Will Human Culture Disappear in Heaven?

Some Christians are under the impression that in Heaven everything will revert back to a primitive paradise, like what Adam and Eve experienced. They reason that the achievements of mankind are worthless, and in most cases, an affront to God’s plan.

Did God plan, though, for Adam and Eve, and all mankind, to remain in a state of “nature,” to never invent architecture, music, literature, technology? What about the sciences or even athletics?

Randy Alcorn, author of the book Heaven, thinks not. Alcorn argues that at least parts of human culture will be retained, and even improved in Heaven. Alcorn writes,

Earth exists for the same reason that mankind and everything else exists: to glorify God. God is glorified when we take our rightful, intended place in his creation and exercise the dominion that he bestowed on us. God appointed human beings to rule the earth: “Then God said, ‘Let Us make man in Our image, according to Our likeness; let them have dominion over the fish of the sea, over the birds of the air, and over the cattle, over all the earth and over every creeping thing that creeps on the earth.’ So God created man in His own image; in the image of God He created him; male and female He created them.
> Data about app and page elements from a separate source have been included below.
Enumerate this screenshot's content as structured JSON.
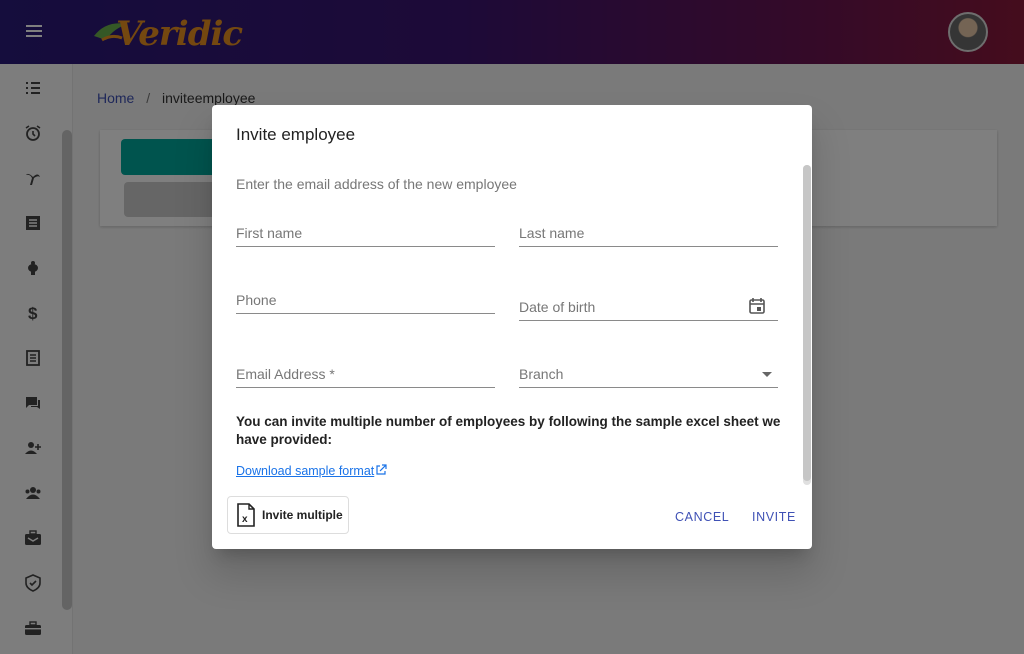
{
  "header": {
    "logo_text": "Veridic",
    "menu_icon": "hamburger-menu-icon",
    "avatar_icon": "user-avatar"
  },
  "sidebar": {
    "icons": [
      "tasks-list-icon",
      "alarm-clock-icon",
      "palm-tree-icon",
      "document-list-icon",
      "piggy-bank-icon",
      "dollar-icon",
      "receipt-icon",
      "chat-icon",
      "add-user-icon",
      "group-icon",
      "briefcase-inbox-icon",
      "shield-check-icon",
      "toolbox-icon"
    ]
  },
  "breadcrumb": {
    "home": "Home",
    "separator": "/",
    "current": "inviteemployee"
  },
  "dialog": {
    "title": "Invite employee",
    "subtitle": "Enter the email address of the new employee",
    "fields": {
      "first_name": "First name",
      "last_name": "Last name",
      "phone": "Phone",
      "date_of_birth": "Date of birth",
      "email": "Email Address *",
      "branch": "Branch"
    },
    "info_text": "You can invite multiple number of employees by following the sample excel sheet we have provided:",
    "download_link": "Download sample format",
    "invite_multiple": "Invite multiple",
    "cancel": "CANCEL",
    "invite": "INVITE"
  },
  "colors": {
    "header_gradient_start": "#2a1a7a",
    "header_gradient_end": "#8a1a3a",
    "primary": "#3f51b5",
    "link": "#1a73e8",
    "teal": "#00a99d"
  }
}
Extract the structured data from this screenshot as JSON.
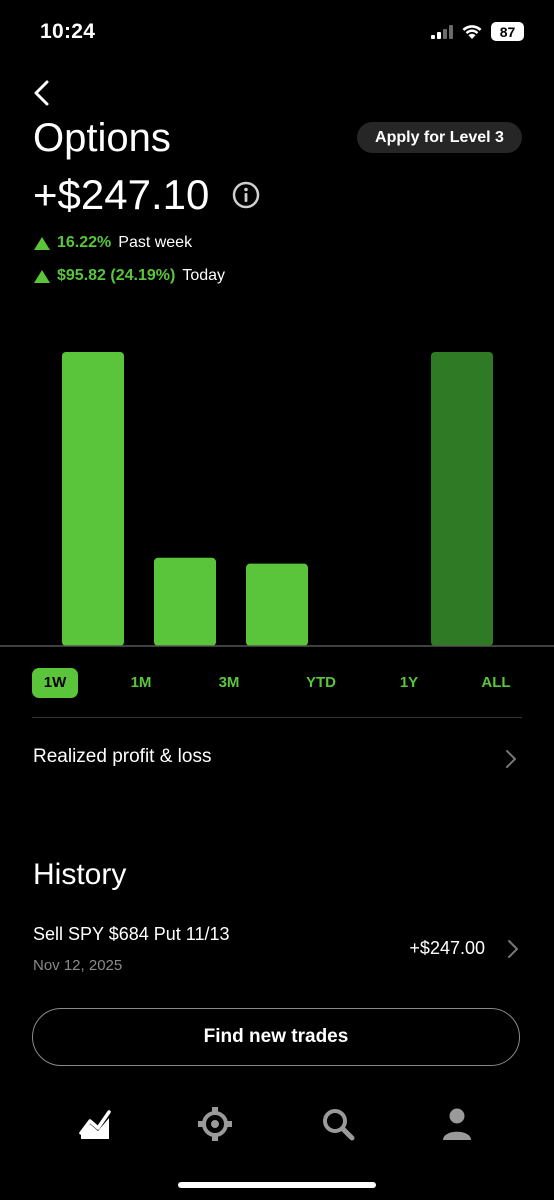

Then God blessed them, and God said to them, ‘Be fruitful and multiply; fill the earth and subdue it; have dominion over the fish of the sea, over the birds of the air, and over every living thing that moves on the earth’ ” (Genesis 1: 26-28, NKJV).

God’s intention for humans was that we would occupy the whole Earth and reign over it. This dominion would produce God-exalting societies in which we would exercise the creativity, imagination, intellect, and skills befitting beings created in God’s image, thereby manifesting his attributes. To be made in God’s image involves a communicative mandate: that through our creative industry as God’s subcreators, we should together make the invisible God visible, thus glorifying him in the sight of all creation.

Alcorn quotes theologian Erich Sauer writing about the phrase in Genesis 1: 26 “let them have dominion”:

These words plainly declare the vocation of the human race to rule. They also call him to progressive growth in culture. Far from being something in conflict with God, cultural achievements are an essential attribute of the nobility of man as he possessed it in Paradise. Inventions and discoveries, the sciences and the arts, refinement and ennobling, in short, the advance of the human mind, are throughout the will of God. They are the taking possession of the earth by the royal human race (Genesis 1:28), the performance of a commission, imposed by the Creator, by God’s ennobled servants, a God-appointed ruler’s service for the blessing of this earthly realm.

Let’s pause for a moment. A thoughtful Christian might reply, “What about those verses in the Bible that say we should avoid the world and its ways. How can Heaven contain human culture when we’re warned that human culture is to be avoided?”

Alcorn explains,

We need to think carefully when we read Scriptures that talk about ‘the world.’ I recommend adding the words as it is now, under the Curse, to keep the biblical distinctions clear in our minds:

Friendship with the world [as it is now, under the Curse] is hatred toward God. (James 4:4)

Do not be conformed to this world [as it is now, under the Curse]. (Romans 12: 2, NKJV)

The wisdom of this world [as it is now, under the Curse] is foolishness with God. (1 Corinthians 3: 19, NKJV)

The world as it was, and the world as it will be, is exceedingly good. The world as it is now, inhabited by humanity as we are now, is twisted. But this is a temporary condition, with an eternal remedy: Christ’s redemptive work.

Yes, human culture has been horribly tainted by sin, but that doesn’t mean that everything humans have created will be tossed in the garbage. There are elements of human culture that glorify God, and why shouldn’t those elements continue on with the creation of the New Heaven and New Earth?